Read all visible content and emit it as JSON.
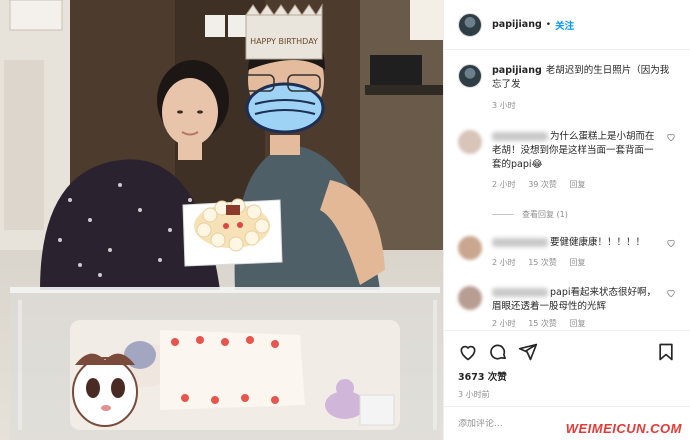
{
  "post": {
    "username": "papijiang",
    "follow_label": "关注",
    "separator": "•",
    "caption": "老胡迟到的生日照片（因为我忘了发",
    "caption_time": "3 小时",
    "likes": "3673 次赞",
    "post_time": "3 小时前",
    "add_comment_placeholder": "添加评论..."
  },
  "comments": [
    {
      "text": "为什么蛋糕上是小胡而在老胡！没想到你是这样当面一套背面一套的papi😂",
      "time": "2 小时",
      "likes": "39 次赞",
      "reply_label": "回复",
      "view_replies": "查看回复 (1)"
    },
    {
      "text": "要健健康康！！！！！",
      "time": "2 小时",
      "likes": "15 次赞",
      "reply_label": "回复"
    },
    {
      "text": "papi看起来状态很好啊，眉眼还透着一股母性的光辉",
      "time": "2 小时",
      "likes": "15 次赞",
      "reply_label": "回复"
    }
  ],
  "photo": {
    "crown_text": "HAPPY BIRTHDAY"
  },
  "watermark": "WEIMEICUN.COM",
  "icons": [
    "heart-icon",
    "comment-icon",
    "share-icon",
    "bookmark-icon"
  ],
  "colors": {
    "link": "#0095f6",
    "muted": "#8e8e8e",
    "watermark": "#e53935"
  }
}
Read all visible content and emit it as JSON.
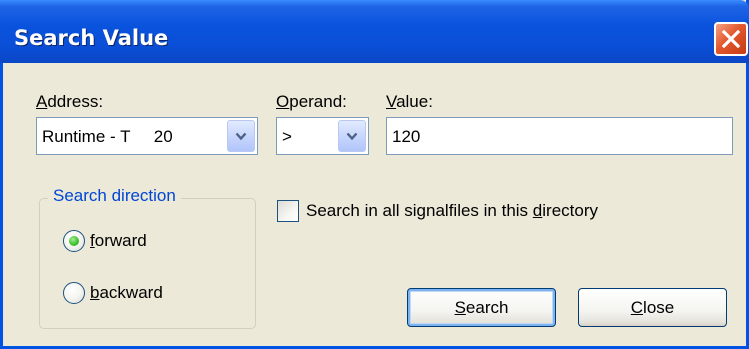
{
  "window": {
    "title": "Search Value",
    "close_icon": "close-icon"
  },
  "address": {
    "label_hotkey": "A",
    "label_rest": "ddress:",
    "selected_value": "Runtime - T     20"
  },
  "operand": {
    "label_hotkey": "O",
    "label_rest": "perand:",
    "selected_value": ">"
  },
  "value": {
    "label_hotkey": "V",
    "label_rest": "alue:",
    "current_value": "120"
  },
  "search_direction": {
    "title": "Search direction",
    "options": [
      {
        "hotkey": "f",
        "label_rest": "orward",
        "selected": true
      },
      {
        "hotkey": "b",
        "label_rest": "ackward",
        "selected": false
      }
    ]
  },
  "all_signalfiles": {
    "label_prefix": "Search in all signalfiles in this ",
    "label_hotkey": "d",
    "label_suffix": "irectory",
    "checked": false
  },
  "buttons": {
    "search": {
      "hotkey": "S",
      "label_rest": "earch"
    },
    "close": {
      "hotkey": "C",
      "label_rest": "lose"
    }
  },
  "colors": {
    "titlebar": "#0a53dd",
    "window_bg": "#ece9d8",
    "group_title": "#0046d5",
    "close_button": "#e3582d"
  }
}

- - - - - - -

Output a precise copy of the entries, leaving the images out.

▶ [Task output]
Read all visible content and emit it as JSON.
{
  "post": {
    "username": "papijiang",
    "follow_label": "关注",
    "separator": "•",
    "caption": "老胡迟到的生日照片（因为我忘了发",
    "caption_time": "3 小时",
    "likes": "3673 次赞",
    "post_time": "3 小时前",
    "add_comment_placeholder": "添加评论..."
  },
  "comments": [
    {
      "text": "为什么蛋糕上是小胡而在老胡！没想到你是这样当面一套背面一套的papi😂",
      "time": "2 小时",
      "likes": "39 次赞",
      "reply_label": "回复",
      "view_replies": "查看回复 (1)"
    },
    {
      "text": "要健健康康！！！！！",
      "time": "2 小时",
      "likes": "15 次赞",
      "reply_label": "回复"
    },
    {
      "text": "papi看起来状态很好啊，眉眼还透着一股母性的光辉",
      "time": "2 小时",
      "likes": "15 次赞",
      "reply_label": "回复"
    }
  ],
  "photo": {
    "crown_text": "HAPPY BIRTHDAY"
  },
  "watermark": "WEIMEICUN.COM",
  "icons": [
    "heart-icon",
    "comment-icon",
    "share-icon",
    "bookmark-icon"
  ],
  "colors": {
    "link": "#0095f6",
    "muted": "#8e8e8e",
    "watermark": "#e53935"
  }
}
Read all visible content and emit it as JSON.
{
  "window": {
    "title": "Search Value",
    "close_icon": "close-icon"
  },
  "address": {
    "label_hotkey": "A",
    "label_rest": "ddress:",
    "selected_value": "Runtime - T     20"
  },
  "operand": {
    "label_hotkey": "O",
    "label_rest": "perand:",
    "selected_value": ">"
  },
  "value": {
    "label_hotkey": "V",
    "label_rest": "alue:",
    "current_value": "120"
  },
  "search_direction": {
    "title": "Search direction",
    "options": [
      {
        "hotkey": "f",
        "label_rest": "orward",
        "selected": true
      },
      {
        "hotkey": "b",
        "label_rest": "ackward",
        "selected": false
      }
    ]
  },
  "all_signalfiles": {
    "label_prefix": "Search in all signalfiles in this ",
    "label_hotkey": "d",
    "label_suffix": "irectory",
    "checked": false
  },
  "buttons": {
    "search": {
      "hotkey": "S",
      "label_rest": "earch"
    },
    "close": {
      "hotkey": "C",
      "label_rest": "lose"
    }
  },
  "colors": {
    "titlebar": "#0a53dd",
    "window_bg": "#ece9d8",
    "group_title": "#0046d5",
    "close_button": "#e3582d"
  }
}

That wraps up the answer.